“It is a great way to unwind sitting on the floating deck, munching on hot fresh fish and chips while washing it all down with one of their famous ice cold margaritas,” says Hunt.
When the ‘open’ flag is flying in the wind, stand on the nearest pier and wave until Bear arrives in his dinghy, or a sympathetic boat driver offers a lift. Waving for one’s dinner might feel undignified, but it’s worth it to sample Bear’s secret batter recipe. The Hideaway’s opening hours are 11.30am to 11pm, but if there’s a good crowd they’ll stay open later.
The main town in Vava’u, Neiafu, is a dusty high street. Visiting the main sights, including the market and the cathedral, won’t take more than a day or two. Book a bed and get out to one of the 40 surrounding islands instead.
“If you really want to get away from it all you can take a boat ride or even kayak out to one of the many uninhabited islands and pull up on a white sandy beach with a picnic for a day. For those who arrive by sailing boat these islands provide numerous safe uncrowded anchorages,” Hunt says.
There are plenty of resorts that will empty the wallet, and present a bar bill to rival the cost of a room, but there are also backpacker-friendly options around Vava’u, including a guesthouse on Ofu, a small island with only a handful of homes on it. This is basic accommodation – there is no electricity in the small huts, and the showers are fed from the rain tank, so don’t expect hot water. But that’s part of its charm: see starfish lazing in the shallows, sleep so close to the beach that you wake to the sound of waves and enjoy a view of the stars uninterrupted by light pollution.
The best way to experience the diverse marine life of the South Pacific is to strap on an oxygen tank and go underwater. Cliffs faces below the water’s surface in Vava’u are magnets for coral, and the waters are home to scores of tropical fish. One minute a clown fish can be seen scrubbing itself on an anemone, the next a humpback whale could swim past. Don’t expect to see a whale during every dive though, as it is an incredibly rare experience.

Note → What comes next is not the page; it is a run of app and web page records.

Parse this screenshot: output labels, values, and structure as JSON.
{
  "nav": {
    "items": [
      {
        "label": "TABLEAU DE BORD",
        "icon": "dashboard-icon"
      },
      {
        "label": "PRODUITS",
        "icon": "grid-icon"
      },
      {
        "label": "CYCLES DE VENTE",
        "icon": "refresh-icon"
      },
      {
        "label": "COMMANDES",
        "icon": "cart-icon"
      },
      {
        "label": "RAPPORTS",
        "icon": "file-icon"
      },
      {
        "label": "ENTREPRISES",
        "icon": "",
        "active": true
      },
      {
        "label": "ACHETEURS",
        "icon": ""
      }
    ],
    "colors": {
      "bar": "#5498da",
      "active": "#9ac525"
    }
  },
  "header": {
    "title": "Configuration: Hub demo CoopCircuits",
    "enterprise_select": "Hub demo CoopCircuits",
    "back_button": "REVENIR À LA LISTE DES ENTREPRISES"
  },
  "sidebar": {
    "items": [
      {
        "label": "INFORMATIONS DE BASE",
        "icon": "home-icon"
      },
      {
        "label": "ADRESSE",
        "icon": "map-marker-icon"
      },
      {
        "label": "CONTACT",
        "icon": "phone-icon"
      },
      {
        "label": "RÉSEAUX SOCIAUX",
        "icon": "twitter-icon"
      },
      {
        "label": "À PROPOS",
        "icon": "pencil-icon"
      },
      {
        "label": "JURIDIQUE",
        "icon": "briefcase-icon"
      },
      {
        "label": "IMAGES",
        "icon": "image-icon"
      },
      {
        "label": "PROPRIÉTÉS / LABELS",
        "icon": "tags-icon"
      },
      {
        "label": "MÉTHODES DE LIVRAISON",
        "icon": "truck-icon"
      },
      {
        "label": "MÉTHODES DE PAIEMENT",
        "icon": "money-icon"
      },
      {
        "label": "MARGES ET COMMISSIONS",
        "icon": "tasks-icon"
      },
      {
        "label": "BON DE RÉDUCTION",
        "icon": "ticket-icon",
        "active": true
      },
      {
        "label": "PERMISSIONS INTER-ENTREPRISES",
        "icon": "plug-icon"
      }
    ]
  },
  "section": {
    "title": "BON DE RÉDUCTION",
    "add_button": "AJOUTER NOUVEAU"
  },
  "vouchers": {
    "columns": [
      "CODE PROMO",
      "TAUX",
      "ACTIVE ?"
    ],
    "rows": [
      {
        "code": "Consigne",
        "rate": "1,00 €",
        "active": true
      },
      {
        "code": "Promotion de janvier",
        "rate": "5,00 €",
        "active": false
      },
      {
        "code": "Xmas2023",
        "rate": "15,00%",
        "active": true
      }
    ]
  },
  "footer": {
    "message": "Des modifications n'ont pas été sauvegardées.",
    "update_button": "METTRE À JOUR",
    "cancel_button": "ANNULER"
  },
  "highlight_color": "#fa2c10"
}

“The coral is healthy and vibrant with a good variety of hard and soft corals and fish life,” says Hunt. “There is great diving for new divers through to advanced divers wanting to go deeper.”
For unqualified divers, or for those who prefer to keep their heads above water, snorkelling is the next best thing. The water is so clear that visibility is strong even from high above the seabed. Join a dive boat for a snorkel among Vava’u’s more remote atolls or seek out one of the organised snorkelling tours on offer along Neiafu’s high street.
There are lots of ways to get to Swallows Cave, on the north-west corner of Kapa Island. It’s a staple on snorkelling trips, and certain scuba dives enter through the underwater tunnel. Hiring a kayak for the day and paddling there from Neiafu is also possible. The cave has tall ceilings worthy of a cathedral dome, and is bathed in a soft light filtering through the canopy growing over a hole in the top. Under the water is just as spectacular, as the cave is often used as a shelter by thousands of sardines in what is known as a ‘bait ball’. Watch as they sparkle in the sunlight, or watch them scatter during a free diving practice. There is also an added bonus cave to the left of the entrance waiting to be discovered.
“This huge open-air sea cave is sheltered from the prevailing wind making it glassy calm for snorkelling,” Hunt says. “Inside the cave you often find a large school of bait fish slowly swimming around seeking refuge from the bluefin trevally that patrol the entrance. In the late afternoon the sun’s rays reach into the back of the cave giving a wonderful light show as it sparkles off the bottom.”